POLITICO quoted Trevor Potter concerning the "pay to play" implications of Chris Christie's announcement that he will not resign as New Jersey's governor if he runs for president in 2016. Many election law experts believe this decision will limit Christie's ability to raise funds due to strict federal campaign finance rules for sitting governors. For the complete article, please visit POLITICO's website.
Excerpt taken from the interview.
The rules do not completely block Christie from potentially taking Wall Street money for a presidential run. Executives at smaller hedge funds and private equity firms or banks that don't plan to do any state business could still contribute. But they would significantly hamper the governor, according to election law experts.

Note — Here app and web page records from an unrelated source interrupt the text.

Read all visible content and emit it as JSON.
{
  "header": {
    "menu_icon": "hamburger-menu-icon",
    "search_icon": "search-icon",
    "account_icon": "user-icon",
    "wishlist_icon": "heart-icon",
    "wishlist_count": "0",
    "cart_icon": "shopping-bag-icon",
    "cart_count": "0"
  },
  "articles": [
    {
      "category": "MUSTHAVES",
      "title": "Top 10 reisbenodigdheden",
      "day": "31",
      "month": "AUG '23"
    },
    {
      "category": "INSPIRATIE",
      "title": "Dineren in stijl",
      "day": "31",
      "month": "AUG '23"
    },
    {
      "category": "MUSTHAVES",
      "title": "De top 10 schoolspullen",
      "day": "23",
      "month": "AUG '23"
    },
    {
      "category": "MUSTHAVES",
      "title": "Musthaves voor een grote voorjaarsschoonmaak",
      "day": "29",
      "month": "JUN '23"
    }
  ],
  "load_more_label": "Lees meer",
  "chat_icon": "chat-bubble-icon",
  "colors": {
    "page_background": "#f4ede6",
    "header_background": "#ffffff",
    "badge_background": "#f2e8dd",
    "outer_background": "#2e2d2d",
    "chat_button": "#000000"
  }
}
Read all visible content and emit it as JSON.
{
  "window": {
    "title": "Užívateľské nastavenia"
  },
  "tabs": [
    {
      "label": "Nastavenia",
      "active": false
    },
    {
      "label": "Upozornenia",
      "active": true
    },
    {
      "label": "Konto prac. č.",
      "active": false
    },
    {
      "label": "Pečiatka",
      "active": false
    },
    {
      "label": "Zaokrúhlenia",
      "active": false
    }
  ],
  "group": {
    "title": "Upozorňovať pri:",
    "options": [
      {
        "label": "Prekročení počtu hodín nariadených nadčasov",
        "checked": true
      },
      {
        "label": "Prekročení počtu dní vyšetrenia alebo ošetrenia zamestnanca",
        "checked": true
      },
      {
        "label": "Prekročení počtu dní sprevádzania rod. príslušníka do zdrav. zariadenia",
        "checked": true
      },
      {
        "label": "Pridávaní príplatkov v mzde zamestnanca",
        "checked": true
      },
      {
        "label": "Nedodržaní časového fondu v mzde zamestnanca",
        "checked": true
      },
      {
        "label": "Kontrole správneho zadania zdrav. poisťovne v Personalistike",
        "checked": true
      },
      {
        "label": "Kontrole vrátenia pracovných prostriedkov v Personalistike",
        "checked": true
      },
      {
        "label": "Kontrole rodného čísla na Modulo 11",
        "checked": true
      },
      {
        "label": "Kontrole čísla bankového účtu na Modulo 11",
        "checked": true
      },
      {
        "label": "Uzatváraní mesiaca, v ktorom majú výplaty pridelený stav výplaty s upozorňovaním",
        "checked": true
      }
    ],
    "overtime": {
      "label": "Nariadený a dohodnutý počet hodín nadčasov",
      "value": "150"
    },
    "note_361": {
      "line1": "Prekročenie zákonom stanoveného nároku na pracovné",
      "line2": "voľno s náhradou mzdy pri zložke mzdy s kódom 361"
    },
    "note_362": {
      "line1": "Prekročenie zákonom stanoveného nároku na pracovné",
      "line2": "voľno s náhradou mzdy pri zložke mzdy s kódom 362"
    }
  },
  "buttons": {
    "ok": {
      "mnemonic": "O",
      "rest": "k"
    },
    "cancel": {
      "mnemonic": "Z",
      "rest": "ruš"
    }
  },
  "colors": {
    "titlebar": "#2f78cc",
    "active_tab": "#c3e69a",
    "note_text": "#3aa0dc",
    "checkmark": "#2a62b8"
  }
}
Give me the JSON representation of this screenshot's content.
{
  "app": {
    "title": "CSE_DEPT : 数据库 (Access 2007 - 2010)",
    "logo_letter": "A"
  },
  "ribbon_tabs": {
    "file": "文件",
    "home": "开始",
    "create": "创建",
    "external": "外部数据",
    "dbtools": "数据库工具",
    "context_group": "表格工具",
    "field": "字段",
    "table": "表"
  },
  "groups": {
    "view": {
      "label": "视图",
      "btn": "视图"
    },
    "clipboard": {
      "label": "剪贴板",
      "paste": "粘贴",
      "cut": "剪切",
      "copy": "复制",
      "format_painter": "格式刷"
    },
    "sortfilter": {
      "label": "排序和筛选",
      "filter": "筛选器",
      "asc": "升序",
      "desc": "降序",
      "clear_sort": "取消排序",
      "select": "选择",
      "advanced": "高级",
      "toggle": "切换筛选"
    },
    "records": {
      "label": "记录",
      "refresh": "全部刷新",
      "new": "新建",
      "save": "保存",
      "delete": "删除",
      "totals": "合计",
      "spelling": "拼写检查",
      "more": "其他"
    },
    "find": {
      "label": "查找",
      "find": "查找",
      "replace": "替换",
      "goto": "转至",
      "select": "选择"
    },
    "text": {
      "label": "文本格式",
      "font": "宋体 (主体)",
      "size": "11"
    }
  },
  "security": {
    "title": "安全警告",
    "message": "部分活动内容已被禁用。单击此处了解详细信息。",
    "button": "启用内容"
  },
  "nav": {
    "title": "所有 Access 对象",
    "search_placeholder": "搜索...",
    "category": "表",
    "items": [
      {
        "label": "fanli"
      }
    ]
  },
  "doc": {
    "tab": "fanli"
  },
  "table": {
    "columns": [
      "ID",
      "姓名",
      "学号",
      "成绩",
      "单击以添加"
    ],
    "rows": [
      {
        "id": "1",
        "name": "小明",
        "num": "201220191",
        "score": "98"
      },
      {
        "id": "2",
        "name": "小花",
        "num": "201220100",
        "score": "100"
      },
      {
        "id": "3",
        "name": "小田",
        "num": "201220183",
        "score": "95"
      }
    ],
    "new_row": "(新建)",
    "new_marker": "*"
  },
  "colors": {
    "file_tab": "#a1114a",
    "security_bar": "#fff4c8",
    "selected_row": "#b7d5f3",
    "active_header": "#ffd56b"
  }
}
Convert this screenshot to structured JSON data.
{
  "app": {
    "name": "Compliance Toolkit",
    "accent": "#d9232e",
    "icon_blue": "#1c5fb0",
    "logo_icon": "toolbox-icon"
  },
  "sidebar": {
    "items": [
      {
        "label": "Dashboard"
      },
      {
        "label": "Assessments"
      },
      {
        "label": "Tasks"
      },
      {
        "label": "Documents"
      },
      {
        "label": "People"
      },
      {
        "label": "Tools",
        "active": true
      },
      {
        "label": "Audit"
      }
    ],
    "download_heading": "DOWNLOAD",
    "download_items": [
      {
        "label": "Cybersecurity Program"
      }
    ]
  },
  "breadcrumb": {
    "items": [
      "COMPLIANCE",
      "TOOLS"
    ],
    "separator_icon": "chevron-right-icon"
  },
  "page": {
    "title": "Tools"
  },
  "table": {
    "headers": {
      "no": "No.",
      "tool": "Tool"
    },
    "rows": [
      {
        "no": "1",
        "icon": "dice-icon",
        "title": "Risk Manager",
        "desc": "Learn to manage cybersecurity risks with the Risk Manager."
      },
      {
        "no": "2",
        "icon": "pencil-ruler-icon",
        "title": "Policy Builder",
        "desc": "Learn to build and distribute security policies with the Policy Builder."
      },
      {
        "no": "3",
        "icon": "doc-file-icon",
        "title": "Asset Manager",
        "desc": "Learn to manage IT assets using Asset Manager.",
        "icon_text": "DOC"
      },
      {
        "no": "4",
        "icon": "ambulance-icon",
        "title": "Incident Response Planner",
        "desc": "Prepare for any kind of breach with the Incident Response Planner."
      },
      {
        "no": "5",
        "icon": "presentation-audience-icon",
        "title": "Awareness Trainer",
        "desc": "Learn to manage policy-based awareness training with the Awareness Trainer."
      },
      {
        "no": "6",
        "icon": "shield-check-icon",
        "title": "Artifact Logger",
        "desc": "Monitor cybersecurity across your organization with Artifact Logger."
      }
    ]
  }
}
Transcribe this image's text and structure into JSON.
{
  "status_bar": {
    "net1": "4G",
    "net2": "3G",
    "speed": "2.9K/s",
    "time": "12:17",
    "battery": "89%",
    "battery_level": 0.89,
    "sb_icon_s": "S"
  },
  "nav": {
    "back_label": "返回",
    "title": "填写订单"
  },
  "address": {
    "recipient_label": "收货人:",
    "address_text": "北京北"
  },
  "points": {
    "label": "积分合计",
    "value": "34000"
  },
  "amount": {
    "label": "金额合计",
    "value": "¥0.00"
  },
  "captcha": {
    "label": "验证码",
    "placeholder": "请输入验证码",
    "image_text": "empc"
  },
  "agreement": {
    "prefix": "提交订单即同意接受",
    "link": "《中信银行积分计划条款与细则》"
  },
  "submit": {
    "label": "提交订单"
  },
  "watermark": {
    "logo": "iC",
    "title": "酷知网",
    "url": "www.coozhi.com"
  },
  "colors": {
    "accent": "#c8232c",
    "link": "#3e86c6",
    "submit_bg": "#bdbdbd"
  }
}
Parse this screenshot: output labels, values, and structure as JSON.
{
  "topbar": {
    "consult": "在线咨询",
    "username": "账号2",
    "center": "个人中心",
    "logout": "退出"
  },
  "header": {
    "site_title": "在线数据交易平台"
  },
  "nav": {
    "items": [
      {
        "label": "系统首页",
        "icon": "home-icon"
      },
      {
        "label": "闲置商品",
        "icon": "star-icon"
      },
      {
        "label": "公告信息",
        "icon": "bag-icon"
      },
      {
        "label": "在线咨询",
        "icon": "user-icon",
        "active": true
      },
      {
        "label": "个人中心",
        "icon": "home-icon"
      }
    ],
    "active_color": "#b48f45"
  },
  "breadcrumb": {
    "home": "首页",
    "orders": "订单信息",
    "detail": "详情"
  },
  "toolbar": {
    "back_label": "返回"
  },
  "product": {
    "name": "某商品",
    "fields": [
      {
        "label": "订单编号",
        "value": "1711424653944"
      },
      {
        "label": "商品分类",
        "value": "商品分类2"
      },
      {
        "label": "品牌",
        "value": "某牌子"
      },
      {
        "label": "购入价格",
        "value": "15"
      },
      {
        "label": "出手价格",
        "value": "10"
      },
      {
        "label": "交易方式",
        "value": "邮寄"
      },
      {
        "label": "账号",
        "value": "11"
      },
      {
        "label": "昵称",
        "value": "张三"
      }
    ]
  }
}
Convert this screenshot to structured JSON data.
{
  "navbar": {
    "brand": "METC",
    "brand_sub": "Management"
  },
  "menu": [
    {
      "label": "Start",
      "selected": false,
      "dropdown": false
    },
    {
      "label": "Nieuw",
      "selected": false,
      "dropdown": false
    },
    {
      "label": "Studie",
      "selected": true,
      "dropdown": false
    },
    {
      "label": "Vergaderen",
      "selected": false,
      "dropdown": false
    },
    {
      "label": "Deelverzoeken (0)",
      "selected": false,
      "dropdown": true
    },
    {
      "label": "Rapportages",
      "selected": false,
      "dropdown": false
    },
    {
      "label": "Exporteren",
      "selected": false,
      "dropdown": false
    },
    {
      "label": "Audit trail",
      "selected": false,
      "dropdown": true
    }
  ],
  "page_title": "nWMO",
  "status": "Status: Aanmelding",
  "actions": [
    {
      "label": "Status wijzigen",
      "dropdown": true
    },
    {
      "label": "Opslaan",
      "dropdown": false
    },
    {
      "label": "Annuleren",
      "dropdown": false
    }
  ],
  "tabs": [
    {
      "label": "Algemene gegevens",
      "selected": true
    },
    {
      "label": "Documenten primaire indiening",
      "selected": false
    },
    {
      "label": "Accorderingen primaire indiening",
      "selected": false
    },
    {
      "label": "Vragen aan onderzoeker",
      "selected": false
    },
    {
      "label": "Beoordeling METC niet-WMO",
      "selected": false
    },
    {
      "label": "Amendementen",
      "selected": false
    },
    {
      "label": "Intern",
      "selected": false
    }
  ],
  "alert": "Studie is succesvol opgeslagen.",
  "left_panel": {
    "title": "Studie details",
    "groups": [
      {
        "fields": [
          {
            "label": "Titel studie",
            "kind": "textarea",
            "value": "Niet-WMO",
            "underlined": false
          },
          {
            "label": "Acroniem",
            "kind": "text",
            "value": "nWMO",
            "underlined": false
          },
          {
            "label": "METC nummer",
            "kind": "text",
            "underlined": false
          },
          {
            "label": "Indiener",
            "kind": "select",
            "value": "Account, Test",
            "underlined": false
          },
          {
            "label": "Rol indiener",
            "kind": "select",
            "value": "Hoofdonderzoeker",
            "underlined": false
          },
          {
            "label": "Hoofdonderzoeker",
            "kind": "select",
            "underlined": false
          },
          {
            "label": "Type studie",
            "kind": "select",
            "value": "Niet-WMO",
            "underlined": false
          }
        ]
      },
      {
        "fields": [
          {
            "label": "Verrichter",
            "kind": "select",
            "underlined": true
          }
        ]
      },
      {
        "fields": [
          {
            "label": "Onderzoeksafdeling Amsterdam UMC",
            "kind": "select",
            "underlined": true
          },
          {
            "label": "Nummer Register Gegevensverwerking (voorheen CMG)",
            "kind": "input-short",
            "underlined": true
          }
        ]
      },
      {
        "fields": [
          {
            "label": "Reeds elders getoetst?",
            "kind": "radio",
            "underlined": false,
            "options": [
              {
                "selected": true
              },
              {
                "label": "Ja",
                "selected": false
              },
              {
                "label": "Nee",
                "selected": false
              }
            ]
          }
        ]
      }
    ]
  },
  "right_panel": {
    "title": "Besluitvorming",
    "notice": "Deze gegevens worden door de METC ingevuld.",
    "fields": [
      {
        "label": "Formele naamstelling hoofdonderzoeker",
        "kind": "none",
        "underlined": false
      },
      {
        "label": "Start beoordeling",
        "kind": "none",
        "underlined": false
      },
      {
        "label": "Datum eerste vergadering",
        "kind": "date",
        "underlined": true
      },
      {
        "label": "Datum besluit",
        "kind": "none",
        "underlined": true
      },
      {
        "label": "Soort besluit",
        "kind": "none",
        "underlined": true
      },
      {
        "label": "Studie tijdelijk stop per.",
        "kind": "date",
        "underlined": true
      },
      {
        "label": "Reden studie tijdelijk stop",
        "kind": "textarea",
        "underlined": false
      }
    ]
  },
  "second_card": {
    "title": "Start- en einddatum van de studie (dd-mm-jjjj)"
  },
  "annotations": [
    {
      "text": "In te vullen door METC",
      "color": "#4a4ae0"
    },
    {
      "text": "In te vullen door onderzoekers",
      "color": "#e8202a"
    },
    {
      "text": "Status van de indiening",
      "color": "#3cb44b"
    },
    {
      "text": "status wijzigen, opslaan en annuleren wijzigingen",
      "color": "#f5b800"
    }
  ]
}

"The light I see in the law is that if there are investment firms out there not seeking business with the state, they are not prohibited from giving," said Trevor Potter, an attorney and former Federal Elections Commission Chairman who was general counsel for Sen. John McCain's presidential campaigns. "But my experience is most of these people don't want to foreclose the possibility of doing state business."